For generative AI, you have this simple entry field that you know from Google, and you enter your question in much the same way as many people also do on Google. And all of a sudden you get a lot of information back.
So helping people understand how to use it in a secure manner is crucial – as is working out how to leverage it internally.
People are waiting for a kind of iPhone moment, where they look at things again and find out that there are many processes internally that you can optimize or make more efficient using technology like generative AI.
Many organizations at the moment are going through this exercise of understanding what the actual use cases are which are really improved by generative AI and need those new language models.
The thing is that you can, for a lot of those processes, just use regular machine learning to get similar results.
But then there are new internal use cases for generative AI, like customer support, when you’re just feeding all your data, like all your tickets, into one language model, and you allow your customer service people to ask questions about the customers you have, what’s happened over the last couple of conversations, to make the process more efficient.
All of this sounds like a fairly reasonable approach to the new technology, no?
Generative AI: regulatory process checker?
If we take a step back, I’m convinced that the whole topic of machine learning and generative AI will show up more and more in regulatory technology companies, like the one proposed by the guy that I told you about, so as to keep other organizations compliant in regards to data protection.
So, generative AI operating at machine speed to maintain jurisdictional compliance? Sounds like a good use of the technology.
Well, yes, because when companies are branching out, they go international, they want to work in different jurisdictions, and you have different regulations in these jurisdictions. And that puts a huge burden on companies, managing all that.
From our side in finance, we have a German banking licence, and just branching out into other countries within central Europe puts a huge burden on us, because there is slightly different reporting regulations, different tax regulations, and so on and so forth. And this just blows up your organization.
You usually go through a discovery phase, where you have a certain assumption, you set things up in a certain manner, then you find out that things need to happen differently in Italy, Spain, or wherever. And this process of bumping into the walls costs you a lot of money.
So that’s where you see generative AI coming into its own? Smoothing out costly business processes?
Yes, my interpretation is that there will be more and more organizations that specialize in setting up processes from a regulatory perspective in the finance sector, in the health sector, and so on, particularly whenever it comes to data protection.
They’ll help organizations to stick to the things they know best, where they can create their value. And at the same time, make their money by making sure that certain things are in check using AI, using efficient processes or machine learning.
In our case, that will include things like fraud detection, which is a global issue. But the background processes, the back office and things like that will be outsourced to organizations that are utilizing AI and machine learning.

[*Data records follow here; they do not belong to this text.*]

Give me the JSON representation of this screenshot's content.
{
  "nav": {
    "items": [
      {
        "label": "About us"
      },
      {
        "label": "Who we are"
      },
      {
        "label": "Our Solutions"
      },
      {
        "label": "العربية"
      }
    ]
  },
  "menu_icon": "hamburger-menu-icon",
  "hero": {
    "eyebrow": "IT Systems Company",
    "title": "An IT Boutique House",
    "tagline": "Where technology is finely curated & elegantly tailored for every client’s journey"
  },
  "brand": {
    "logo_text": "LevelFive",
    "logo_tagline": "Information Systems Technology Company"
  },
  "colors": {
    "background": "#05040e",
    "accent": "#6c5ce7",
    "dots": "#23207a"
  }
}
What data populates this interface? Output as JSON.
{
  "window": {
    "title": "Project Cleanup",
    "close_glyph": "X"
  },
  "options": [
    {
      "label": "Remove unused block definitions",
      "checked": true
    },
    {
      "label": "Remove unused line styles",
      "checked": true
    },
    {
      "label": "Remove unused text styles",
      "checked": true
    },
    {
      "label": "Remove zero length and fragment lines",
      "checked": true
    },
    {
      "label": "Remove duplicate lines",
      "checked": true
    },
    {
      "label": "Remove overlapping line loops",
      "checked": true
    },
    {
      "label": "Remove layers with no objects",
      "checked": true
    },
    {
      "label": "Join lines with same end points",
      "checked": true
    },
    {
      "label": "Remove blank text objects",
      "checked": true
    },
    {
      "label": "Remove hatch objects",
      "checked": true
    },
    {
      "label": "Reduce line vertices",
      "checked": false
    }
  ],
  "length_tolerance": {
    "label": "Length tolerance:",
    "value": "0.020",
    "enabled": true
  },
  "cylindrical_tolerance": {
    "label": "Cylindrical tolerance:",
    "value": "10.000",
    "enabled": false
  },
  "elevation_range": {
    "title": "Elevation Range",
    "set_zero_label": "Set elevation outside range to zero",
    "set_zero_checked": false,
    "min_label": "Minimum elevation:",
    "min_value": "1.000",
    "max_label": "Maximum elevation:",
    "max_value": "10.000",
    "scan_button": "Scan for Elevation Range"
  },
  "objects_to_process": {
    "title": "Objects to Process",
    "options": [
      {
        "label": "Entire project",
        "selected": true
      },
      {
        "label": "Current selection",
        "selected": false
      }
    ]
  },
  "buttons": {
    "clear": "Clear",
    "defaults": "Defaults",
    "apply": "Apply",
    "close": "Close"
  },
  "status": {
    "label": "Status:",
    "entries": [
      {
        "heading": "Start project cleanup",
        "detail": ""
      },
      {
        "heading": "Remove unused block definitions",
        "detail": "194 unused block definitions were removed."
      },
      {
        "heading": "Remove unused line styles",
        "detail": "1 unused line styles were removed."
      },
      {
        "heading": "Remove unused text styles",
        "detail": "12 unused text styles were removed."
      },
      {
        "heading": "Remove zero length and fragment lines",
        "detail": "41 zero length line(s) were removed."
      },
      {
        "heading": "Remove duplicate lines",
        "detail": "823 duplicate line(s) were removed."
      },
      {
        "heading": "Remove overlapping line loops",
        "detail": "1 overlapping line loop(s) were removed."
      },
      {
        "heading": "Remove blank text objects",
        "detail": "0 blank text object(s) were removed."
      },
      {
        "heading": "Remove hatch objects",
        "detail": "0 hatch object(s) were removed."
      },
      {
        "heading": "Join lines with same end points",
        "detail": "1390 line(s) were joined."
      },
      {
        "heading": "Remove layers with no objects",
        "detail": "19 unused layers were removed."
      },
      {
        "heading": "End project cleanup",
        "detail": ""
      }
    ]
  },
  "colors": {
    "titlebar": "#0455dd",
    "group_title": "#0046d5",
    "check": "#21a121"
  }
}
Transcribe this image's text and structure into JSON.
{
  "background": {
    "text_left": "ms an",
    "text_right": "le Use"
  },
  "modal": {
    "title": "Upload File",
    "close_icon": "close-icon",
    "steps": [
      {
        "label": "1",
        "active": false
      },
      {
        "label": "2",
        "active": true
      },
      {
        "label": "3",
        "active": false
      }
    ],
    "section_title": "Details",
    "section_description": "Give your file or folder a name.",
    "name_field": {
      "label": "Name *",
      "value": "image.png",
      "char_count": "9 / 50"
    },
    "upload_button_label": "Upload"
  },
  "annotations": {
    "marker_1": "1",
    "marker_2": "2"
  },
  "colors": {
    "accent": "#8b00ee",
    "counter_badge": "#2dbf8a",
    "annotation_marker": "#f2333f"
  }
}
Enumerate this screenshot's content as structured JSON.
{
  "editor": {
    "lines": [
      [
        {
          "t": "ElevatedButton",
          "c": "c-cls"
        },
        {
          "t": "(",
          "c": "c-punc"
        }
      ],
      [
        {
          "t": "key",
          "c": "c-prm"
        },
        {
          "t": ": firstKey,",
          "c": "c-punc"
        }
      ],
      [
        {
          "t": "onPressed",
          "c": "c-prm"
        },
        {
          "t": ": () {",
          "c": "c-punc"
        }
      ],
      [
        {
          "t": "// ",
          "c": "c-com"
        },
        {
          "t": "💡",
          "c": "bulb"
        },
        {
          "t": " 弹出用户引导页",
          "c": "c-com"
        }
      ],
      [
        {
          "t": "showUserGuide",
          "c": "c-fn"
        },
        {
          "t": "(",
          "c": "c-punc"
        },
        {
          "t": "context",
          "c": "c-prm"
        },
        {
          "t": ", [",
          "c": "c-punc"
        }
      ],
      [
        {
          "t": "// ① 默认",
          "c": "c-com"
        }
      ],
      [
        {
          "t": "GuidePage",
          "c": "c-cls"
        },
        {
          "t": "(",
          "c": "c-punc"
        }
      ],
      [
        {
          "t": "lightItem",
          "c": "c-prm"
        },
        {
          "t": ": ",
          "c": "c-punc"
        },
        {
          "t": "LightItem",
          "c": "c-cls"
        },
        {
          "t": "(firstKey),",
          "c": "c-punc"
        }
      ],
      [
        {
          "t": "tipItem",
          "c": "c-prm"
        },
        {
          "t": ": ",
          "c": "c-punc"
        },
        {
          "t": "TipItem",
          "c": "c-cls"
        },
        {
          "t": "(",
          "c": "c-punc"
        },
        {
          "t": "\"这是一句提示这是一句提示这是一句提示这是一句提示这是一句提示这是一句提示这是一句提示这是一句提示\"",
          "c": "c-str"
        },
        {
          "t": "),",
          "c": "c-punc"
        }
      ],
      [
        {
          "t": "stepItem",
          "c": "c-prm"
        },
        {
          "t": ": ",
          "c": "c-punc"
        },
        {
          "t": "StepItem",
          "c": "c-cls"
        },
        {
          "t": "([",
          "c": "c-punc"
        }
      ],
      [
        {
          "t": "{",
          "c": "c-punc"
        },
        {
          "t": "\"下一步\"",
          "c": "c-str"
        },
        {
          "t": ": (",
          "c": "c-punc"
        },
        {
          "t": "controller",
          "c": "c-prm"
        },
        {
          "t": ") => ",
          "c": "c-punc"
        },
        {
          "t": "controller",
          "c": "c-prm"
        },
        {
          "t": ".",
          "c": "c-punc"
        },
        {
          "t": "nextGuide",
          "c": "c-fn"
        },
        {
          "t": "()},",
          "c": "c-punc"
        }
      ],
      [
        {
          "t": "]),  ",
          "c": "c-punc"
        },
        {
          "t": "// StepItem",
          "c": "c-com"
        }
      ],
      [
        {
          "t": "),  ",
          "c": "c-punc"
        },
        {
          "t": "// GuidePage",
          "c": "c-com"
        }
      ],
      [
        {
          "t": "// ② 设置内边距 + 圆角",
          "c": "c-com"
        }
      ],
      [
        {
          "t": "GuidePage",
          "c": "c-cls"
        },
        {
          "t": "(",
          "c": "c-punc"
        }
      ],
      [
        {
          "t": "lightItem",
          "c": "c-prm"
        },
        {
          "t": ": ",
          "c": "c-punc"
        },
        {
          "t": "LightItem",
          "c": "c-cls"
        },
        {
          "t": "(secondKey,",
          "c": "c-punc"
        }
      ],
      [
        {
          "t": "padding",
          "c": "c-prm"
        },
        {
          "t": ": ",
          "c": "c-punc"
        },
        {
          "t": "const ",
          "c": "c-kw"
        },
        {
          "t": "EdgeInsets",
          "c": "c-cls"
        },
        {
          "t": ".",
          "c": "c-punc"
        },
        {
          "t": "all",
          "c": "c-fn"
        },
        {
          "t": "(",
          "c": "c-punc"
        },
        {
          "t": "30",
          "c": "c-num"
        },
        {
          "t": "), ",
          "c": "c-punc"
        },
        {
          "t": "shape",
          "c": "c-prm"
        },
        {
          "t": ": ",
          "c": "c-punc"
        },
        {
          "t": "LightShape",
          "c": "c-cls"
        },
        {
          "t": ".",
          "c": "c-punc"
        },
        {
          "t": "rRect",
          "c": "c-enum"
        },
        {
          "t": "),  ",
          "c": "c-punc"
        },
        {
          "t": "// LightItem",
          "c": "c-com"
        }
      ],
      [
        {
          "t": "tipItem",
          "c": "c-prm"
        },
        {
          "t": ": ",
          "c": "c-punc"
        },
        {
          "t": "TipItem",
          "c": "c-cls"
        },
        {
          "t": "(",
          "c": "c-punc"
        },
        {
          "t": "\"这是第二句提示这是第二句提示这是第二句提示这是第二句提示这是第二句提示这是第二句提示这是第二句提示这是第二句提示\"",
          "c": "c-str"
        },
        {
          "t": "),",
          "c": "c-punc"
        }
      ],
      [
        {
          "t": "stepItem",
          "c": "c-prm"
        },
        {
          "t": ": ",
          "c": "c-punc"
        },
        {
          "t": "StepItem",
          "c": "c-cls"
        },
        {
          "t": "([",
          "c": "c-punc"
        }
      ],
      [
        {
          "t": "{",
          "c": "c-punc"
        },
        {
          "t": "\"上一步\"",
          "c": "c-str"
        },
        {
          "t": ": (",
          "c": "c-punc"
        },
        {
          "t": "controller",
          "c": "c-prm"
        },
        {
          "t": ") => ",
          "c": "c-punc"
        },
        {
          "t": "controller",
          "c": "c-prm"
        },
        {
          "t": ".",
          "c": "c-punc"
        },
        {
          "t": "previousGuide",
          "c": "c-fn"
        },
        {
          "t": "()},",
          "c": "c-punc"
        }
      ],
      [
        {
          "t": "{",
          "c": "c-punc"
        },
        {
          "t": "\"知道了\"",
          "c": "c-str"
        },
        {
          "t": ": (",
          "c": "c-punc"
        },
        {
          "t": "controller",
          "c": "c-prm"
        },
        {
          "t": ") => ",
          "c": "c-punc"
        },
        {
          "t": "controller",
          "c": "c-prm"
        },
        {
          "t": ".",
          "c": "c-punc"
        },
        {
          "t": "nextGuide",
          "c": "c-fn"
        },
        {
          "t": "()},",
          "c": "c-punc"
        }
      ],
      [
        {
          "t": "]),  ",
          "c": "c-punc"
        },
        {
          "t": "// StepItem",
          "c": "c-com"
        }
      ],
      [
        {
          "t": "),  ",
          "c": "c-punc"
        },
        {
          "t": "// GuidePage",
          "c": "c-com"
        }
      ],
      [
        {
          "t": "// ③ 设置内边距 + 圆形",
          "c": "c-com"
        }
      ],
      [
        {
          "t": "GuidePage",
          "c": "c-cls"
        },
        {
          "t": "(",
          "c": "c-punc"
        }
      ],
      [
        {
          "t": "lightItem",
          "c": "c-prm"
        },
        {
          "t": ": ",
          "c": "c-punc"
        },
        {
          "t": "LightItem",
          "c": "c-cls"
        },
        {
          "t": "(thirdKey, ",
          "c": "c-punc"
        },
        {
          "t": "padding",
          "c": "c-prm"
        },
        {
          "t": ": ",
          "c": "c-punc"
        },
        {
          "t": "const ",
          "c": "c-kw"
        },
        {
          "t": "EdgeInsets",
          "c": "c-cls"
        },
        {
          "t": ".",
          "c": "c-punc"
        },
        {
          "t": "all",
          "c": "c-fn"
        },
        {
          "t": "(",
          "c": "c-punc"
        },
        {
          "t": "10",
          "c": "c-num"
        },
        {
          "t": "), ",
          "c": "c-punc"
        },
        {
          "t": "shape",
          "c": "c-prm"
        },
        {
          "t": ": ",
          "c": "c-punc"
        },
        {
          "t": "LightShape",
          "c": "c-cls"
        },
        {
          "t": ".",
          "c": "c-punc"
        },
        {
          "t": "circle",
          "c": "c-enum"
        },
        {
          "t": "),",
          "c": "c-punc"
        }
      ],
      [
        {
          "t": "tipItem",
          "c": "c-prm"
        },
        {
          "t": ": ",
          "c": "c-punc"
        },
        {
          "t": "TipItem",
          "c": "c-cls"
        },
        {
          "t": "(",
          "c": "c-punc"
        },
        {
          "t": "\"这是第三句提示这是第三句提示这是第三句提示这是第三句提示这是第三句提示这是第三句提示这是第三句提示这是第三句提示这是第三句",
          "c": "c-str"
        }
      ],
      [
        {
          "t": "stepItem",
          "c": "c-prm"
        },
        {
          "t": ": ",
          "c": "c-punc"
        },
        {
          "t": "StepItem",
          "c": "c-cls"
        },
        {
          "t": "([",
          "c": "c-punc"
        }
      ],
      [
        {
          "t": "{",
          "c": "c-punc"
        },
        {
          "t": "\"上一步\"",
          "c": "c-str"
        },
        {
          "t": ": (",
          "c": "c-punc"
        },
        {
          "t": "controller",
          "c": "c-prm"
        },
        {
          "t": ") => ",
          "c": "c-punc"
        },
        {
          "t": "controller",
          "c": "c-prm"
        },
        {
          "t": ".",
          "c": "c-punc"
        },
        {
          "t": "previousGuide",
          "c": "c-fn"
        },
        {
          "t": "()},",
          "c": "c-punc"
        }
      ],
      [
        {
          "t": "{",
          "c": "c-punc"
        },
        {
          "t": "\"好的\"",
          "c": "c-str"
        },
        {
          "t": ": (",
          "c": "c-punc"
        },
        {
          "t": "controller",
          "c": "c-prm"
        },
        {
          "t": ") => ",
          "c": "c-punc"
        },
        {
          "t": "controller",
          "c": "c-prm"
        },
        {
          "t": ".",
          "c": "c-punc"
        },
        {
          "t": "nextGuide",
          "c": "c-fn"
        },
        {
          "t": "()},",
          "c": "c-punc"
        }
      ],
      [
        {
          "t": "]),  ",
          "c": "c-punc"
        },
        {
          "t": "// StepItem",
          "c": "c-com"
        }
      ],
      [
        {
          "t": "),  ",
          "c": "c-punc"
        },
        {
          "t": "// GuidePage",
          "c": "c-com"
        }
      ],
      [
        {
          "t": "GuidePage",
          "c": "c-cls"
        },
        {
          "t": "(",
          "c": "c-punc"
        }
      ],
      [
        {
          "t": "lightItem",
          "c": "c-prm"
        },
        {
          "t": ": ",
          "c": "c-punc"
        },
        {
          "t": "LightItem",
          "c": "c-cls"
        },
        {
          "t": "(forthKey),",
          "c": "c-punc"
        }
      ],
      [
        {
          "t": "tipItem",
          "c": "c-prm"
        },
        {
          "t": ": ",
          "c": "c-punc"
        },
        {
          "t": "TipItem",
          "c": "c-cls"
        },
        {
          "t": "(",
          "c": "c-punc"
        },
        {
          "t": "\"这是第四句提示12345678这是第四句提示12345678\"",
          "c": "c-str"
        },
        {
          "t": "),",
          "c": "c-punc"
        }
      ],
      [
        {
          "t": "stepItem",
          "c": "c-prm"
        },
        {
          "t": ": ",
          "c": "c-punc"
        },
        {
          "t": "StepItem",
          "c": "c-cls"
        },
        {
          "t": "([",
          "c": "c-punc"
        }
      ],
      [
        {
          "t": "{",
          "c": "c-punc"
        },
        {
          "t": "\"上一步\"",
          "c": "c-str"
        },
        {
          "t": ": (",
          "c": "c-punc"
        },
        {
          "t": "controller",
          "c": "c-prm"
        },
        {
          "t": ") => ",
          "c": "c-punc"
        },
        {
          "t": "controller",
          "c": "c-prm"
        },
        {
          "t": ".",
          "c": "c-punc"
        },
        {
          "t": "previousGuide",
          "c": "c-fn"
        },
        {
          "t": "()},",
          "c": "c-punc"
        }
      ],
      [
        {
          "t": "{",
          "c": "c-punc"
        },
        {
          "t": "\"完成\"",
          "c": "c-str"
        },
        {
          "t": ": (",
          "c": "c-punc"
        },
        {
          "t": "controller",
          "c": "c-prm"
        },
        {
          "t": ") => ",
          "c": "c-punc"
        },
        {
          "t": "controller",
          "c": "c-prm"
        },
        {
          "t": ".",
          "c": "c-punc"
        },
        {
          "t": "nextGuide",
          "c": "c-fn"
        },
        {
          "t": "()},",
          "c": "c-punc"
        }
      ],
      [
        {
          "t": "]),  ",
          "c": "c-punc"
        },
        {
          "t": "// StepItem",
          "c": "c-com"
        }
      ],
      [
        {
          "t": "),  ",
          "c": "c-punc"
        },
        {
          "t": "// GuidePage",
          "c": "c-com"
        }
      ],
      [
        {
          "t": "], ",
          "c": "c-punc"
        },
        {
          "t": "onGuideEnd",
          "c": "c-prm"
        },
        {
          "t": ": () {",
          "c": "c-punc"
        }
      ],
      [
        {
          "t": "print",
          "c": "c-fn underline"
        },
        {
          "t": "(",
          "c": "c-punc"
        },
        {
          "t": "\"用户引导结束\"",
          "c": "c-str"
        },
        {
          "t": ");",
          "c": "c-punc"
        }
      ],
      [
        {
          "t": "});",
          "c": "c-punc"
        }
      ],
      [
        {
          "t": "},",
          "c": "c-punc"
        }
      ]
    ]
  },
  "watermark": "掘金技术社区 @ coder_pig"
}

In Part 2 of this article, we’ll explore what using generative AI as process translators could look like – especially in the wake of the open-source development of smaller, more concise language models.
22 February 2024
22 February 2024
21 February 2024